Reproduce the whole listing below without its pictures, exactly as written.

-- Given records follows --

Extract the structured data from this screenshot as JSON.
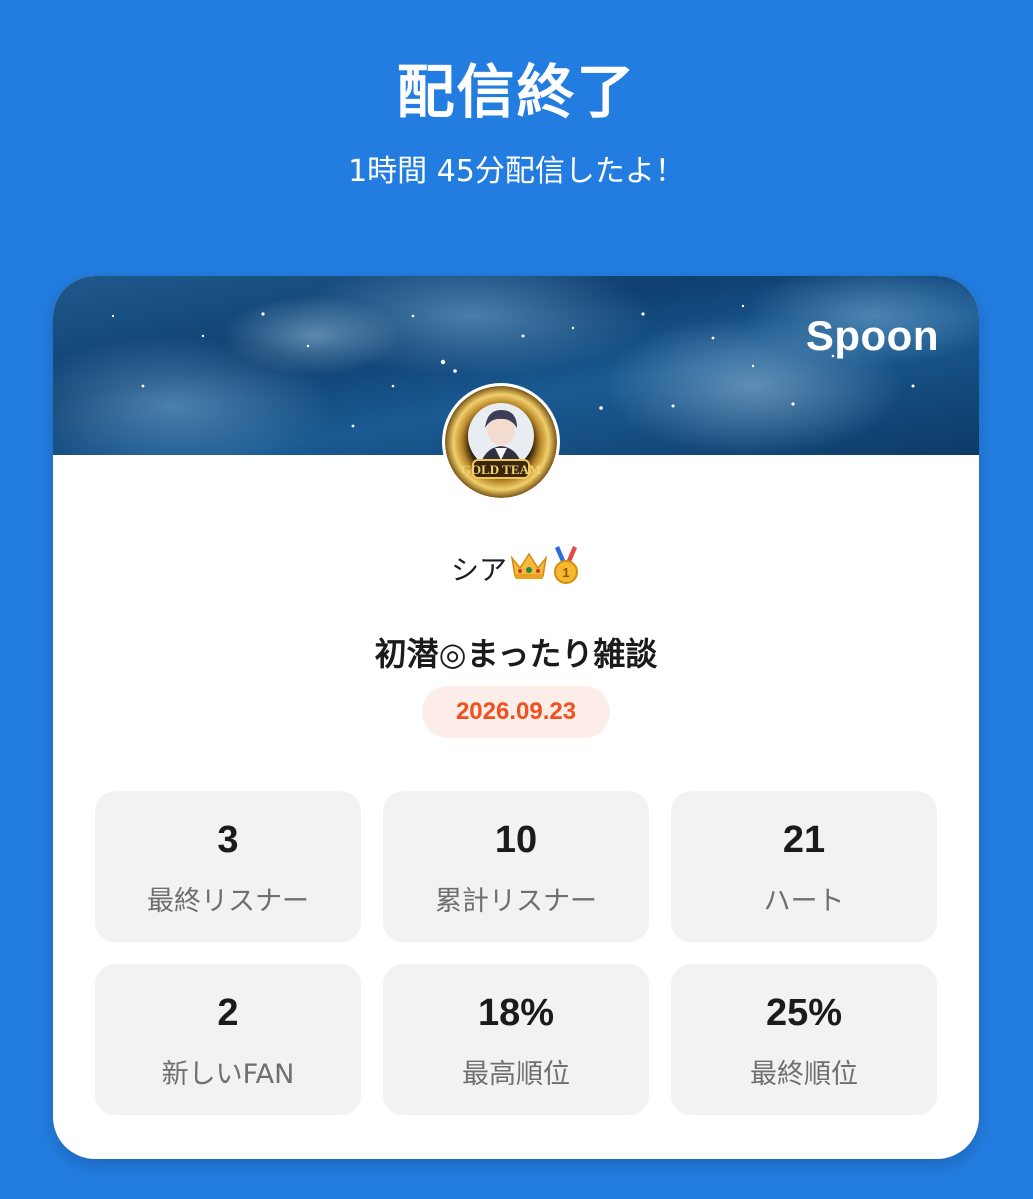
{
  "header": {
    "title": "配信終了",
    "subtitle": "1時間 45分配信したよ！"
  },
  "card": {
    "brand": "Spoon",
    "avatar_label": "GOLD TEAM",
    "user": {
      "name": "シア",
      "badges": [
        "crown-icon",
        "gold-medal-icon"
      ]
    },
    "stream_title": "初潜◎まったり雑談",
    "date": "2026.09.23",
    "stats": [
      {
        "value": "3",
        "label": "最終リスナー"
      },
      {
        "value": "10",
        "label": "累計リスナー"
      },
      {
        "value": "21",
        "label": "ハート"
      },
      {
        "value": "2",
        "label": "新しいFAN"
      },
      {
        "value": "18%",
        "label": "最高順位"
      },
      {
        "value": "25%",
        "label": "最終順位"
      }
    ]
  },
  "colors": {
    "background": "#237DE1",
    "date_text": "#F04F1E",
    "date_pill": "#FDEDE8",
    "stat_tile": "#F2F2F2"
  }
}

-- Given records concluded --

[Task answer]:
Extract the structured data from this screenshot as JSON.
{
  "header": {
    "title": "配信終了",
    "subtitle": "1時間 45分配信したよ！"
  },
  "card": {
    "brand": "Spoon",
    "avatar_label": "GOLD TEAM",
    "user": {
      "name": "シア",
      "badges": [
        "crown-icon",
        "gold-medal-icon"
      ]
    },
    "stream_title": "初潜◎まったり雑談",
    "date": "2026.09.23",
    "stats": [
      {
        "value": "3",
        "label": "最終リスナー"
      },
      {
        "value": "10",
        "label": "累計リスナー"
      },
      {
        "value": "21",
        "label": "ハート"
      },
      {
        "value": "2",
        "label": "新しいFAN"
      },
      {
        "value": "18%",
        "label": "最高順位"
      },
      {
        "value": "25%",
        "label": "最終順位"
      }
    ]
  },
  "colors": {
    "background": "#237DE1",
    "date_text": "#F04F1E",
    "date_pill": "#FDEDE8",
    "stat_tile": "#F2F2F2"
  }
}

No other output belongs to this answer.